Malaysia plunge in Transparency International (TI) Corruption Perception Index (CPI)
Heads must roll – starting with the resignation of the MACC Chief Commissioner Ahmad Said – for Malaysia’s worst single-year plunge in TI CPI ranking and score in past 15 years
Heads must roll – starting with the resignation of the Malaysian Anti-Corruption Commission (MACC) Chief Commissioner Datuk Seri Ahmad Said Hamdan – for Malaysia’s worst single-year plunge in Transparency International (TI) Corruption Perception Index (CPI) ranking and score since the introduction of TI’s annual CPI in the past 15 years.
Malaysia’s TI CPI ranking and score from 1995 to 2009, which ranges between 10 (highly clean) and 0 (highly corrupt), are as follows:
Year CPI Rank CPI score 1995 23 5.28 1996 26 5.32 1997 32 5.01 1998 29 5.3 1999 32 5.1 2000 36 4.8 2001 36 5.0 2002 33 4.9 2003 37 5.2 2004 39 5.0 2005 39 5.1 2006 44 5.0 2007 43 5.1 2008 47 5.1 2009 56 4.5
In the nine years from 1995 to 2003, Tun Dr. Mahathir as Prime Minister saw Malaysia’s TI CPI score stuck in the narrow groove between 4.8 in 2000 to 5.32 in 1996 while the CPI ranking fell 14 places from No. 23 in 1995 to No. 37 in 2003.
In the five-year premiership of Datuk Seri Abdullah Ahmad Badawi, Malaysia’s TI CPI ranking fell 10 places from 37 in 2003 to 47 placing in 2008, while CPI score stuck between 5.0 to 5.1.
In his seven months as Prime Minister, Datuk Seri Najib Razak presided over the worst single-year plunge in TI CPI ranking and score, i.e. a nine-placing fall from No. 47 last year to No. 56, with the score plunging to the lowest ever of 4.5, when in the past 15 years, Malaysia had only twice fell below the score of 5, viz: 4.8 in 2000 and 4.9 in 2002.
The National Integrity Plan, launched in 2004 with the five-year target to improve Malaysia’s TI CPI from 37th place in 2003 to at least 30th position in 2008 and the 5.2 CPI score for Malaysia in 2003 to at least 6.5 by 2008 is an utter failure, and nobody in government now dares to even mention this five-year National Integrity Plan 2004-2008.
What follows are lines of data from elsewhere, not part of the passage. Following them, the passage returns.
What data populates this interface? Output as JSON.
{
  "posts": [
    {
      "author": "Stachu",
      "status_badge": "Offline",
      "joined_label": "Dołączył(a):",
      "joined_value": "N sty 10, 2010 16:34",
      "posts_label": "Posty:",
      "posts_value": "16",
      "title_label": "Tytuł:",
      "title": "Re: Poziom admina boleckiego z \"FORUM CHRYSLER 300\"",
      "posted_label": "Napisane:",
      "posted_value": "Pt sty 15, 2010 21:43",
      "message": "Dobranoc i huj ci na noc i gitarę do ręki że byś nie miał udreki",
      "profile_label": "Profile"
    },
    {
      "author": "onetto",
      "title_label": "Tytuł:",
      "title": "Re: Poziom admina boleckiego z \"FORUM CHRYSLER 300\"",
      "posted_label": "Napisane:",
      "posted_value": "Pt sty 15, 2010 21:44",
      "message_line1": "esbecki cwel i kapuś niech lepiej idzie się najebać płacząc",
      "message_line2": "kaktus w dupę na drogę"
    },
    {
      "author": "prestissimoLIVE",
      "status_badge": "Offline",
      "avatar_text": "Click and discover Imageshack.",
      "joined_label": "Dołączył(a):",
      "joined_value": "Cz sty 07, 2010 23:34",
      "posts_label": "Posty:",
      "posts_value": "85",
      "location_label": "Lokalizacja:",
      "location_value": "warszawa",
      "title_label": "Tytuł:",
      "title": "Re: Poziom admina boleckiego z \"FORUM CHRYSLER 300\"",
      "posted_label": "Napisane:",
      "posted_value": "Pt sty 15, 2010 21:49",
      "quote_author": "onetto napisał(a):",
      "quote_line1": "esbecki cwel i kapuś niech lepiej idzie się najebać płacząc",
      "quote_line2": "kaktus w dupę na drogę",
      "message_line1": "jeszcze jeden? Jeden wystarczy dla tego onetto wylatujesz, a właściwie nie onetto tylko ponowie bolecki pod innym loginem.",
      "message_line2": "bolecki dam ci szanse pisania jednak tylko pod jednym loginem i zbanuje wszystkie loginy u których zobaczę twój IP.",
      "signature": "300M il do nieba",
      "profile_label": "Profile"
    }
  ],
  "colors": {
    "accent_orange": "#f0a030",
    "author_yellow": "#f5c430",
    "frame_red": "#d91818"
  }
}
I have given notice to the Speaker Tan Sri Pandikar Amin to move a motion of urgent definite public importance tomorrow on Malaysia’s worst ranking and score in the TI CPI 2009 for the past 15 years.
My motion states:
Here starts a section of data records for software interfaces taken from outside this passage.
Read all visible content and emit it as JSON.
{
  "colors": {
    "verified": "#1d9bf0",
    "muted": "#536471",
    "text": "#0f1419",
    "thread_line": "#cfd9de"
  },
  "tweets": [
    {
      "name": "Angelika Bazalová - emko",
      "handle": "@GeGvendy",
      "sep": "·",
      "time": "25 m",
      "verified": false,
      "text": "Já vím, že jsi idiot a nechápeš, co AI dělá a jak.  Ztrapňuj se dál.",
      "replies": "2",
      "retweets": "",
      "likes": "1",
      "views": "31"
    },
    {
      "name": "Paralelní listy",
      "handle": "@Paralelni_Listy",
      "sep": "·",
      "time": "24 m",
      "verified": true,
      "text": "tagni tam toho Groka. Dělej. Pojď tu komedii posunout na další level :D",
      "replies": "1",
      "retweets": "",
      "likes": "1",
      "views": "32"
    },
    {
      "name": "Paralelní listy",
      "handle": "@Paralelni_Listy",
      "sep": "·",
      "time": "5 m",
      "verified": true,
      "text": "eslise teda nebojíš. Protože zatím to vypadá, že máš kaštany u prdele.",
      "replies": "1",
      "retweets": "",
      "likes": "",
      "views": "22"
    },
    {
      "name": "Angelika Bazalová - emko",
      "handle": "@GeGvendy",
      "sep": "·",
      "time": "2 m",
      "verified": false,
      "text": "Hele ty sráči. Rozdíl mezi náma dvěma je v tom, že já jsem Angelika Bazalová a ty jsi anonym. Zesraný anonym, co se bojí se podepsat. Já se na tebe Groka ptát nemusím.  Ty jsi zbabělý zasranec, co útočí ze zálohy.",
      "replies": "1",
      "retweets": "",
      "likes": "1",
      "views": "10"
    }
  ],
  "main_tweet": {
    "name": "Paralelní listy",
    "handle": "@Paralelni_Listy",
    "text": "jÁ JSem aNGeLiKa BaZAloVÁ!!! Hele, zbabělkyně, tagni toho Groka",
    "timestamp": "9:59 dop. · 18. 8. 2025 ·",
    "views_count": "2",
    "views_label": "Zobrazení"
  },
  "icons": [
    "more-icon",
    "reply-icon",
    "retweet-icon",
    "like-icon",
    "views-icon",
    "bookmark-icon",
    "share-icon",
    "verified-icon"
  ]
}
“Malaysia plunged nine places from last year’s 47th CPI ranking to 56th position while Malaysia CPI index score plunged to the lowest in 15 years to 4.5 when Malaysia’s previous worst scores below 5 were 4.8 in 2000 and 4.9 in 2002.
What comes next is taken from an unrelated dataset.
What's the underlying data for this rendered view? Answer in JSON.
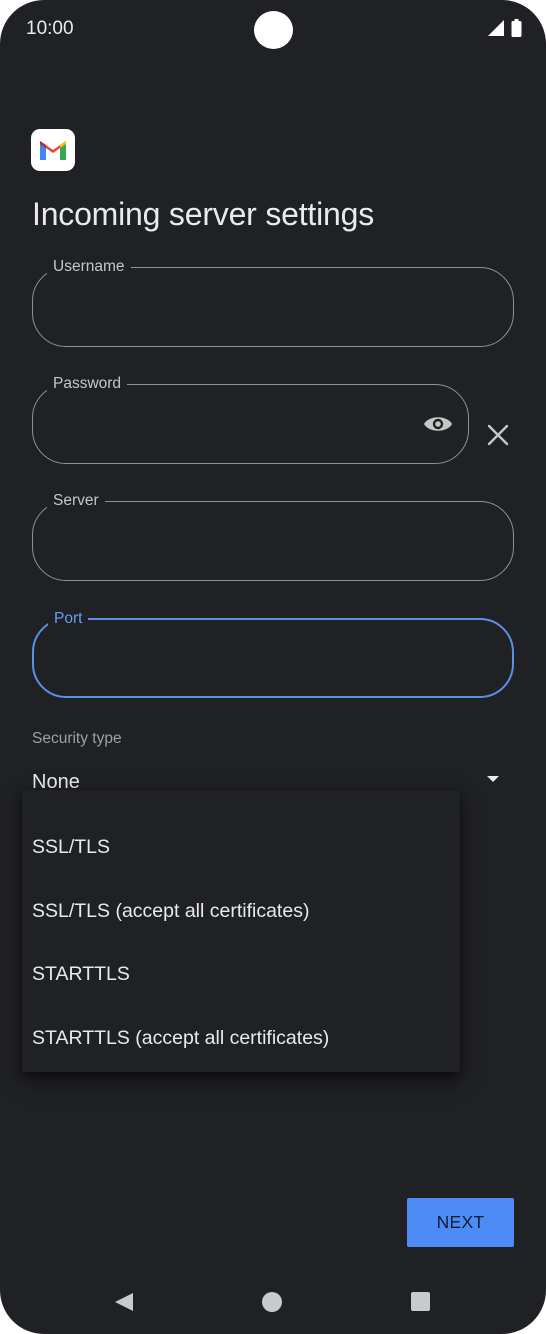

“This is the worse drop both in CPI ranking and score for Malaysia for any single year since the introduction of annual CPI by TI in 1995, when Malaysia was ranked No. 23 out of 41 countries, with a score of 5.28.
“This is a national shame, an indictment of the newly-formed Malaysian Anti-Corruption Commission and a major blow for the new premiership of YAB MP for Pekan who had declared that the fight against corruption was one of the six KPI priorities of his administration.
“The mysterious death of DAP political aide Teoh Beng Hock on July 16 at MACC headquarters and the failure of MACC to prosecute and convict offenders in the RM12.5 billion Port Klang Free Zone and the Lingam Videotape scandals are major factors for Malaysia’s worst-ever TI CPI ranking and score.
“This is confirmed by the TI statement accompanying its CPI 2009 report on the perception of ‘little progress combating corruption and a lack of political will to implement effective anti-corruption measures’ as well as the MACC’s ‘focus on ‘small fish’ and opposition politicians.
“Parliament must urgently debate the TI CPI 2009 ranking and score for Malaysia to take urgent and remedial measures to check the country going down the road of a failed state in continuing to lose out in international competitiveness because of failure of institutional reforms particularly in the war against corruption and abuses of power.” – Lim Kit Siang